REQUIRED ACTION:
Every line in the material below that includes "icon" should be copied.

TASK INPUTS:
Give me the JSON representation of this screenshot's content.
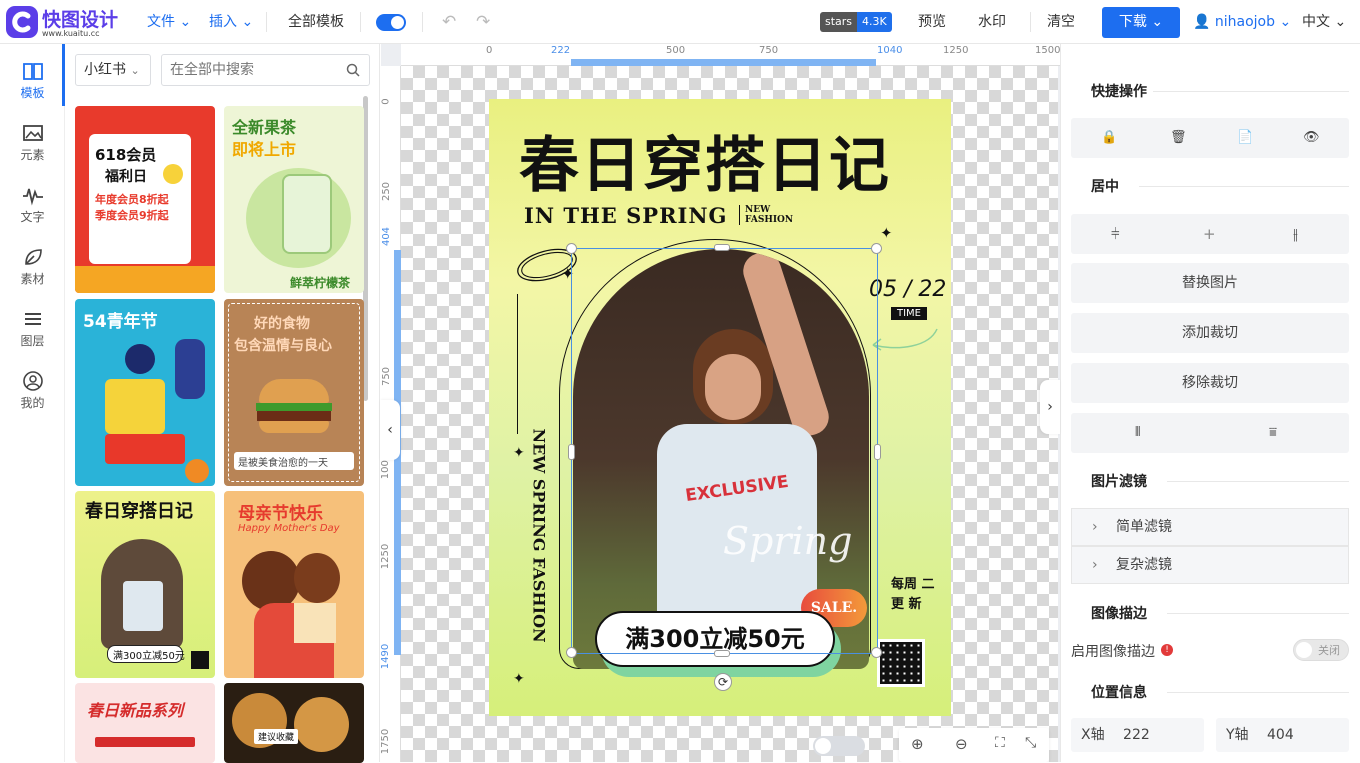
{
  "header": {
    "logo_title": "快图设计",
    "logo_url": "www.kuaitu.cc",
    "menu_file": "文件",
    "menu_insert": "插入",
    "all_templates": "全部模板",
    "stars_label": "stars",
    "stars_count": "4.3K",
    "preview": "预览",
    "watermark": "水印",
    "clear": "清空",
    "download": "下载",
    "username": "nihaojob",
    "language": "中文"
  },
  "leftnav": {
    "items": [
      {
        "label": "模板",
        "icon": "book-icon"
      },
      {
        "label": "元素",
        "icon": "image-icon"
      },
      {
        "label": "文字",
        "icon": "wave-icon"
      },
      {
        "label": "素材",
        "icon": "leaf-icon"
      },
      {
        "label": "图层",
        "icon": "layers-icon"
      },
      {
        "label": "我的",
        "icon": "user-icon"
      }
    ]
  },
  "templates": {
    "category": "小红书",
    "search_placeholder": "在全部中搜索",
    "cards": [
      {
        "lines": [
          "618会员",
          "福利日",
          "年度会员8折起",
          "季度会员9折起"
        ]
      },
      {
        "lines": [
          "全新果茶",
          "即将上市",
          "鲜萃柠檬茶"
        ]
      },
      {
        "lines": [
          "54青年节"
        ]
      },
      {
        "lines": [
          "好的食物",
          "包含温情与良心",
          "是被美食治愈的一天"
        ]
      },
      {
        "lines": [
          "春日穿搭日记",
          "满300立减50元"
        ]
      },
      {
        "lines": [
          "母亲节快乐",
          "Happy Mother's Day"
        ]
      },
      {
        "lines": [
          "春日新品系列"
        ]
      },
      {
        "lines": [
          "建议收藏"
        ]
      }
    ]
  },
  "ruler": {
    "top": [
      "0",
      "222",
      "500",
      "750",
      "1040",
      "1250",
      "1500"
    ],
    "left": [
      "0",
      "250",
      "404",
      "750",
      "1000",
      "1250",
      "1490",
      "1750"
    ]
  },
  "poster": {
    "title": "春日穿搭日记",
    "subtitle": "IN THE SPRING",
    "new_fashion": "NEW\nFASHION",
    "date": "05 / 22",
    "time_tag": "TIME",
    "vertical_text": "NEW SPRING FASHION",
    "weekly": "每周 二\n更 新",
    "sale": "SALE.",
    "promo": "满300立减50元",
    "script_word": "Spring",
    "shirt_text": "EXCLUSIVE"
  },
  "rightpanel": {
    "quick_ops": "快捷操作",
    "center": "居中",
    "replace_image": "替换图片",
    "add_crop": "添加裁切",
    "remove_crop": "移除裁切",
    "image_filter": "图片滤镜",
    "simple_filter": "简单滤镜",
    "complex_filter": "复杂滤镜",
    "image_stroke": "图像描边",
    "enable_stroke": "启用图像描边",
    "toggle_off": "关闭",
    "position_info": "位置信息",
    "x_label": "X轴",
    "x_value": "222",
    "y_label": "Y轴",
    "y_value": "404"
  },
  "colors": {
    "accent": "#1d6ef0",
    "logo": "#5b3ee8"
  }
}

REPLY:
        "icon": "book-icon"
        "icon": "image-icon"
        "icon": "wave-icon"
        "icon": "leaf-icon"
        "icon": "layers-icon"
        "icon": "user-icon"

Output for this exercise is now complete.